Fe (OH)3, Al (OH)3 Hydrated metallic oxides such as Fe2O3. xH2O,Cr2O3. xH2O,Al2O3. xH2O Basic dyes like malachite green, methylene blue sols Haemoglobin (blood)

Negatively charged colloids Metals like copper gold, silver, platinum sols due to capture of electrons in Bredigs arc method Metallic sulphides like As2S3, Sb2S3 sols Acid dyes like eosin, methyl orange, Congo red sols Starch sol, gum, gelatin, clay, charcoal, egg albumin, etc.

f.

Helmholtz electrical double layer. When the colloidal particles acquire negative or positive charge by selective adsorption of one of the ions, it attracts counter ions from the medium forming a second layerThe combination of these two layers of opposite charges around colloidal particles is called Helmholtz electrical double layer.

g. Electrokinetic potential or zeta potential: The potential difference between the fixed layer and the diffused layer of opposite charges is called electrokinetic potential or zeta potential. h. Electrophoresis: The movement of colloidal particles under an applied electric potential is called electrophoresis. i. Coagulation or precipitation: The process of settling of colloidal particles as precipitate is called coagulation. Hardy Schulze Rules: i) ii) Oppositely charged ions are effective for coagulation. The coagulating power of electrolyte increases with

increase in charge on the ions used for coagulation, e.g. Al3+ > Ba2+ > Na+ for negatively charged colloids. [Fe (CN)6]4- > PO43- > SO42- > Cl- for positively charged colloids 26.Types of emulsions: a. Water dispersed in oil: When water is the dispersed phase and oil is the dispersion medium. E.g. butter b. Oil dispersed in water: When oil is the dispersed phase and water is the dispersion medium. E.g. milk 27.Emulsification: The process of stabilizing an emulsion by means of an emulsifier. 28.Emulsifying agent: The substance which are added to stabilize the emulsions are called emulsifying agents or emulsifiers.

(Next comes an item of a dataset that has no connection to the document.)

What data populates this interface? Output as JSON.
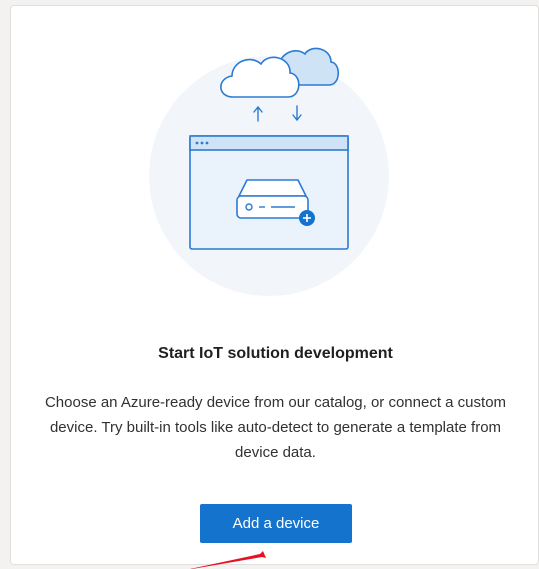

E.g. soaps, gum

29.Demulsification: The process of breaking an emulsion into its constituent liquids is called demulsification by freezing, boiling, centrifugation or some chemical methods.